--- Given information ---
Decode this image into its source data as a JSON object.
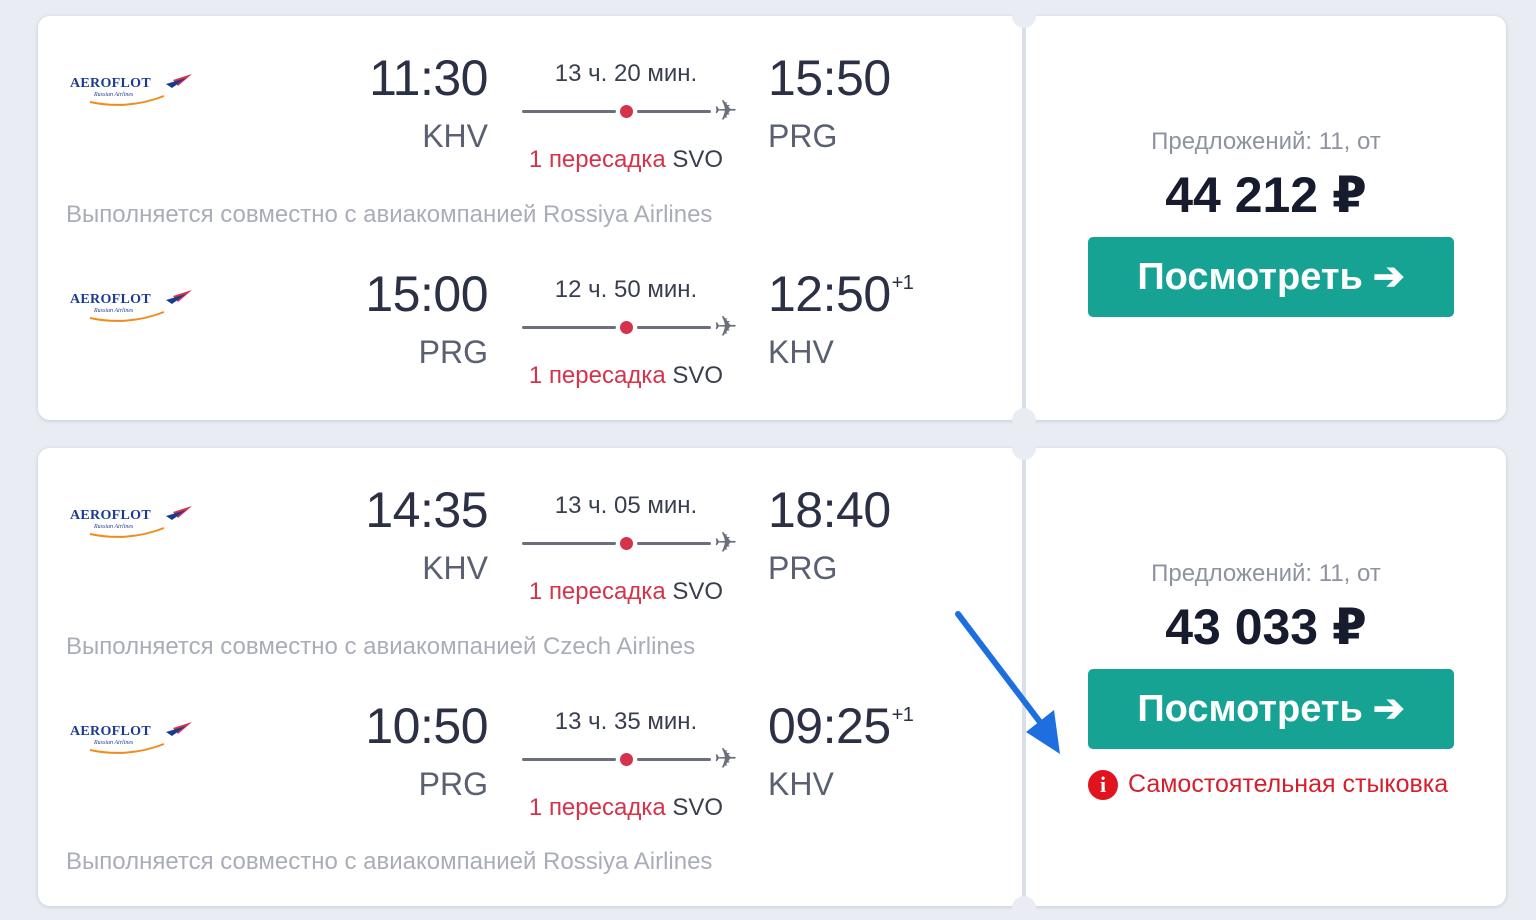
{
  "results": [
    {
      "offers_text": "Предложений: 11, от",
      "price": "44 212 ₽",
      "button_label": "Посмотреть",
      "warning": "",
      "segments": [
        {
          "airline": "AEROFLOT",
          "airline_sub": "Russian Airlines",
          "dep_time": "11:30",
          "dep_code": "KHV",
          "duration": "13 ч. 20 мин.",
          "stops": "1 пересадка",
          "stop_code": "SVO",
          "arr_time": "15:50",
          "arr_day_offset": "",
          "arr_code": "PRG",
          "operated_by": "Выполняется совместно с авиакомпанией Rossiya Airlines"
        },
        {
          "airline": "AEROFLOT",
          "airline_sub": "Russian Airlines",
          "dep_time": "15:00",
          "dep_code": "PRG",
          "duration": "12 ч. 50 мин.",
          "stops": "1 пересадка",
          "stop_code": "SVO",
          "arr_time": "12:50",
          "arr_day_offset": "+1",
          "arr_code": "KHV",
          "operated_by": ""
        }
      ]
    },
    {
      "offers_text": "Предложений: 11, от",
      "price": "43 033 ₽",
      "button_label": "Посмотреть",
      "warning": "Самостоятельная стыковка",
      "segments": [
        {
          "airline": "AEROFLOT",
          "airline_sub": "Russian Airlines",
          "dep_time": "14:35",
          "dep_code": "KHV",
          "duration": "13 ч. 05 мин.",
          "stops": "1 пересадка",
          "stop_code": "SVO",
          "arr_time": "18:40",
          "arr_day_offset": "",
          "arr_code": "PRG",
          "operated_by": "Выполняется совместно с авиакомпанией Czech Airlines"
        },
        {
          "airline": "AEROFLOT",
          "airline_sub": "Russian Airlines",
          "dep_time": "10:50",
          "dep_code": "PRG",
          "duration": "13 ч. 35 мин.",
          "stops": "1 пересадка",
          "stop_code": "SVO",
          "arr_time": "09:25",
          "arr_day_offset": "+1",
          "arr_code": "KHV",
          "operated_by": "Выполняется совместно с авиакомпанией Rossiya Airlines"
        }
      ]
    }
  ],
  "colors": {
    "accent_button": "#16a394",
    "stop_red": "#d6334a",
    "warning_red": "#d61f2c",
    "annotation_arrow": "#1d6fe0"
  },
  "icons": {
    "plane": "plane-icon",
    "warning": "exclamation-circle-icon",
    "arrow": "arrow-right-icon",
    "annotation": "annotation-arrow"
  }
}
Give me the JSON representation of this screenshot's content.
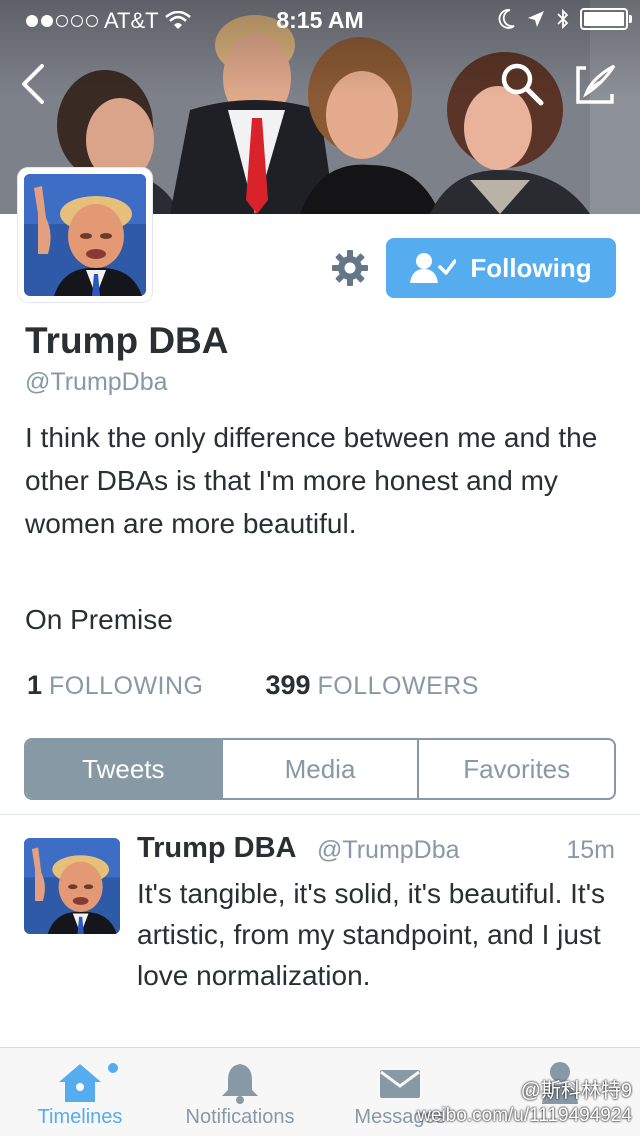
{
  "status_bar": {
    "carrier": "AT&T",
    "time": "8:15 AM",
    "signal_bars_filled": 2,
    "signal_bars_total": 5,
    "battery_level": 1.0
  },
  "nav": {
    "back_icon": "chevron-left-icon",
    "search_icon": "search-icon",
    "compose_icon": "compose-icon"
  },
  "profile": {
    "name": "Trump DBA",
    "handle": "@TrumpDba",
    "bio": "I think the only difference between me and the other DBAs is that I'm more honest and my women are more beautiful.",
    "location": "On Premise",
    "follow_button_label": "Following",
    "following_count": "1",
    "following_label": "FOLLOWING",
    "followers_count": "399",
    "followers_label": "FOLLOWERS"
  },
  "tabs": [
    {
      "label": "Tweets",
      "active": true
    },
    {
      "label": "Media",
      "active": false
    },
    {
      "label": "Favorites",
      "active": false
    }
  ],
  "tweet": {
    "name": "Trump DBA",
    "handle": "@TrumpDba",
    "time": "15m",
    "text": "It's tangible, it's solid, it's beautiful. It's artistic, from my standpoint, and I just love normalization."
  },
  "tabbar": {
    "items": [
      {
        "label": "Timelines",
        "icon": "home-icon",
        "active": true
      },
      {
        "label": "Notifications",
        "icon": "bell-icon",
        "active": false
      },
      {
        "label": "Messages",
        "icon": "envelope-icon",
        "active": false
      },
      {
        "label": "",
        "icon": "person-icon",
        "active": false
      }
    ]
  },
  "watermark": {
    "line1": "@斯科林特9",
    "line2": "weibo.com/u/1119494924"
  },
  "colors": {
    "accent": "#55acee",
    "text": "#292f33",
    "muted": "#8899a6"
  }
}
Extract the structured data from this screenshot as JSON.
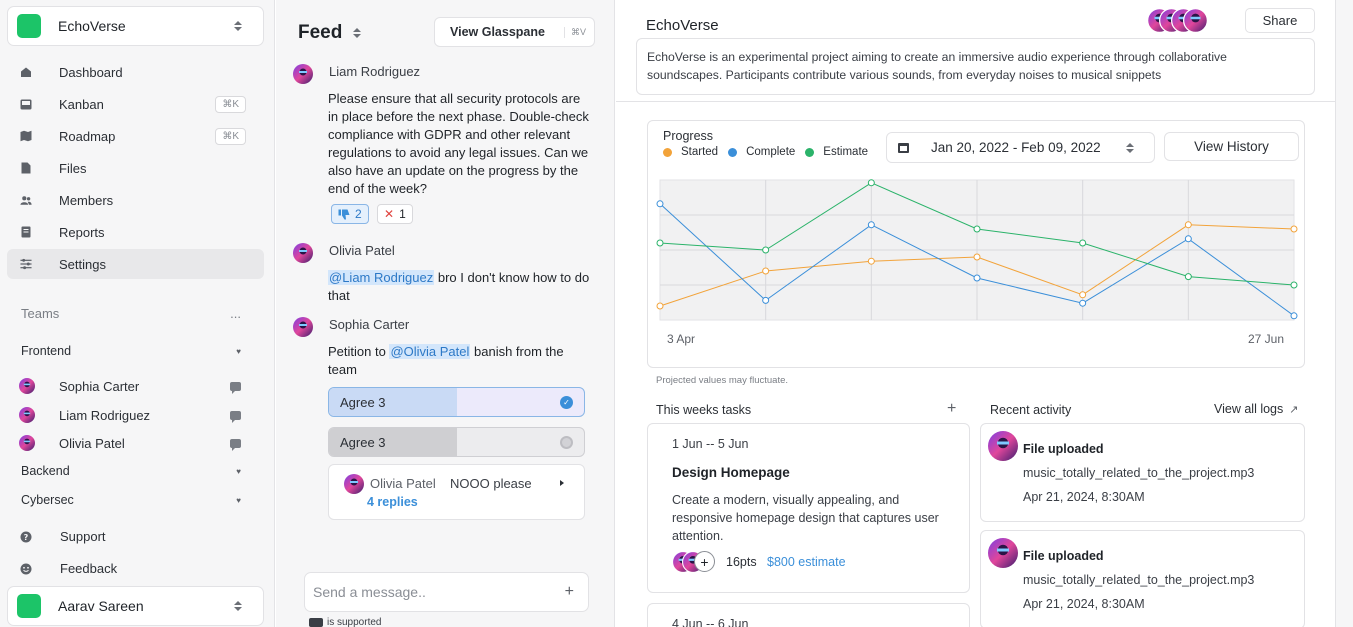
{
  "workspace": {
    "name": "EchoVerse",
    "logo_color": "#1cc468"
  },
  "sidebar": {
    "nav": [
      {
        "label": "Dashboard",
        "icon": "home-icon",
        "shortcut": ""
      },
      {
        "label": "Kanban",
        "icon": "inbox-icon",
        "shortcut": "⌘K"
      },
      {
        "label": "Roadmap",
        "icon": "map-icon",
        "shortcut": "⌘K"
      },
      {
        "label": "Files",
        "icon": "file-icon",
        "shortcut": ""
      },
      {
        "label": "Members",
        "icon": "users-icon",
        "shortcut": ""
      },
      {
        "label": "Reports",
        "icon": "report-icon",
        "shortcut": ""
      },
      {
        "label": "Settings",
        "icon": "sliders-icon",
        "shortcut": "",
        "active": true
      }
    ],
    "teams_label": "Teams",
    "teams_more": "...",
    "teams": [
      {
        "name": "Frontend",
        "members": [
          "Sophia Carter",
          "Liam Rodriguez",
          "Olivia Patel"
        ]
      },
      {
        "name": "Backend"
      },
      {
        "name": "Cybersec"
      }
    ],
    "footer_nav": [
      {
        "label": "Support",
        "icon": "help-icon"
      },
      {
        "label": "Feedback",
        "icon": "smiley-icon"
      }
    ],
    "user": {
      "name": "Aarav Sareen"
    }
  },
  "feed": {
    "title": "Feed",
    "glasspane_label": "View Glasspane",
    "glasspane_shortcut": "⌘V",
    "messages": [
      {
        "author": "Liam Rodriguez",
        "text": "Please ensure that all security protocols are in place before the next phase. Double-check compliance with GDPR and other relevant regulations to avoid any legal issues. Can we also have an update on the progress by the end of the week?",
        "reactions": [
          {
            "icon": "thumbs-down-icon",
            "count": "2"
          },
          {
            "icon": "x-icon",
            "count": "1"
          }
        ]
      },
      {
        "author": "Olivia Patel",
        "mention": "@Liam Rodriguez",
        "text": " bro I don't know how to do that"
      },
      {
        "author": "Sophia Carter",
        "prefix": "Petition to ",
        "mention": "@Olivia Patel",
        "suffix": " banish from the team",
        "poll": [
          {
            "label": "Agree 3",
            "fill": 0.5,
            "selected": true
          },
          {
            "label": "Agree 3",
            "fill": 0.5,
            "selected": false
          }
        ],
        "thread": {
          "author": "Olivia Patel",
          "text": "NOOO please",
          "replies": "4 replies"
        }
      }
    ],
    "composer_placeholder": "Send a message..",
    "markdown_note": "is supported"
  },
  "project": {
    "title": "EchoVerse",
    "share_label": "Share",
    "description": "EchoVerse is an experimental project aiming to create an immersive audio experience through collaborative soundscapes. Participants contribute various sounds, from everyday noises to musical snippets"
  },
  "progress": {
    "title": "Progress",
    "date_range": "Jan 20, 2022 - Feb 09, 2022",
    "history_label": "View History",
    "note": "Projected values may fluctuate."
  },
  "chart_data": {
    "type": "line",
    "x_start_label": "3 Apr",
    "x_end_label": "27 Jun",
    "grid": true,
    "legend_placement": "top-left",
    "series": [
      {
        "name": "Started",
        "color": "#f2a33a",
        "values": [
          0.1,
          0.35,
          0.42,
          0.45,
          0.18,
          0.68,
          0.65
        ]
      },
      {
        "name": "Complete",
        "color": "#3b8fd9",
        "values": [
          0.83,
          0.14,
          0.68,
          0.3,
          0.12,
          0.58,
          0.03
        ]
      },
      {
        "name": "Estimate",
        "color": "#2bb36a",
        "values": [
          0.55,
          0.5,
          0.98,
          0.65,
          0.55,
          0.31,
          0.25
        ]
      }
    ]
  },
  "tasks": {
    "header": "This weeks tasks",
    "add_icon": "plus-icon",
    "items": [
      {
        "dates": "1 Jun -- 5 Jun",
        "name": "Design Homepage",
        "description": "Create a modern, visually appealing, and responsive homepage design that captures user attention.",
        "points": "16pts",
        "estimate": "$800 estimate"
      },
      {
        "dates": "4 Jun -- 6 Jun"
      }
    ]
  },
  "activity": {
    "header": "Recent activity",
    "view_all": "View all logs",
    "items": [
      {
        "title": "File uploaded",
        "file": "music_totally_related_to_the_project.mp3",
        "date": "Apr 21, 2024, 8:30AM"
      },
      {
        "title": "File uploaded",
        "file": "music_totally_related_to_the_project.mp3",
        "date": "Apr 21, 2024, 8:30AM"
      }
    ]
  }
}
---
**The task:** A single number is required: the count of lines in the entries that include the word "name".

**Expected answer:** 11